We can advise you on the pools of employees from which you will choose those to be dismissed, the consultation process and the appointment to alternative roles where possible. Our template letters will help you to follow the right steps to ensure that you don’t end up in the Employment Tribunal, and we can carry out the calculations for you so that you know what your employees are entitled to on dismissal.
A working relationship is like any other relationship, there will be times when your employees can do no wrong and times when they can do no right.
We regularly advise employers on how to handle difficult employees, from the informal conversations about dress code and behaviour that gently steer your employees back to the right path, to the formal disciplinary processes that might ultimately lead to their dismissal.
We have years of experience of guiding employers through investigation procedures and conducting hearings. We can also advise on how to respond to a grievance and whether or not there is a risk of an Employment Tribunal claim arising. Your managers will need support through the process to give them the confidence to make effective decisions and to manage the situation that they face to the advantage of the business. We regularly work with employers to enable their managers to have the support that is needed.
As an employer you are entitled to get the most out of your staff, both in terms of productivity and their performance as this will enable you to meet your business objectives.

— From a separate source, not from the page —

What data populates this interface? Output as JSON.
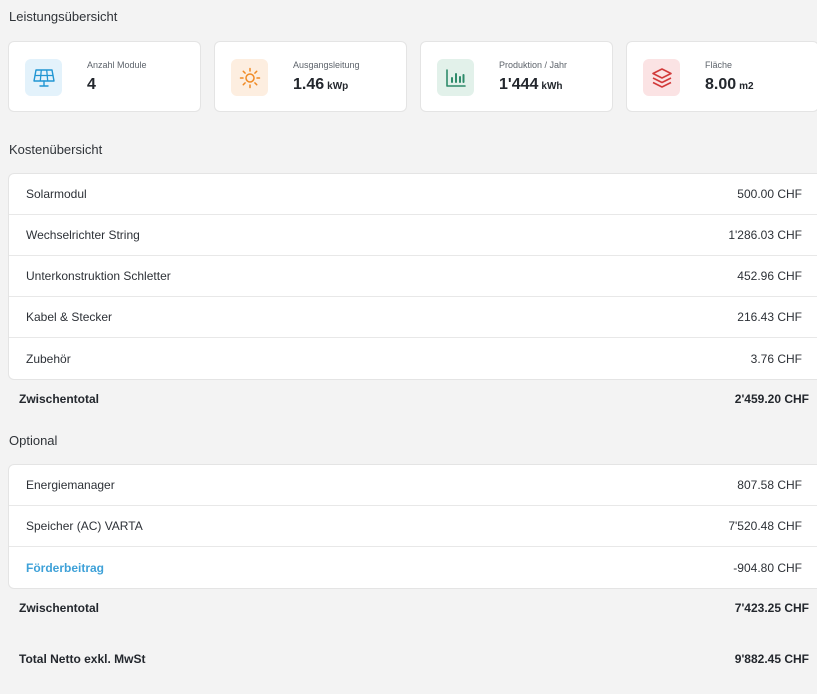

We have worked with many employers over the years to consider the introduction of performance review and appraisal procedures, the use of bonus and other incentive schemes to motivate and encourage improvements, and the use of capability procedures to remove those employees who are no longer performing to the standards you require.
We are flexible to how you work with us, offering you advice the way that fits with the practicalities of your business. If you do not choose to become a Peace of Mind member, you can either pick up the phone, email or visit us, receiving our advice and being charged as per our hourly rate. Click here to view our estimated costs for defending a tribunal claim should an individual bring a claim against you.
We publish a free weekly Employment Law Newsletter which is both irreverent in style and informative. We aim to make you laugh out loud at least once a week and all you need to do to receive these updates from us is sign up! Complete our online form, or click here to view our recent copies.
To help you bring the law to life, we also run a full events programme, comprising of masterclasses and free seminars. Find out more about our events here, or watch our video below.
The case of Walker v Arco Environmental Limited is a good example of what can happen if, as an employer, you react inappropriately when an employees informs you they are pregnant. It also shows what can happen if you create a hostile environment in the work place due to news that you perceive as inconvenient to the business.
When dealing with an employee who you believe is guilty of gross misconduct, it is imperative that an objective and thorough investigation is conducted. In the case of McKay v Network Rail Infrastructure Ltd, the dismissal of Mr McKay was upheld in tribunal due to the investigation carried out by Network Rail.
As an employer, you can carry out covert surveillance on workers, provided you follow certain guidelines. You will also need to consider two potential issues; whether there are any conflicting principles with their rights in Data Protection their right to privacy through the European Convention on Human Rights (ECHR). Our Employment team explain more about these considerations here, as well as the guidelines you need to follow as an employer.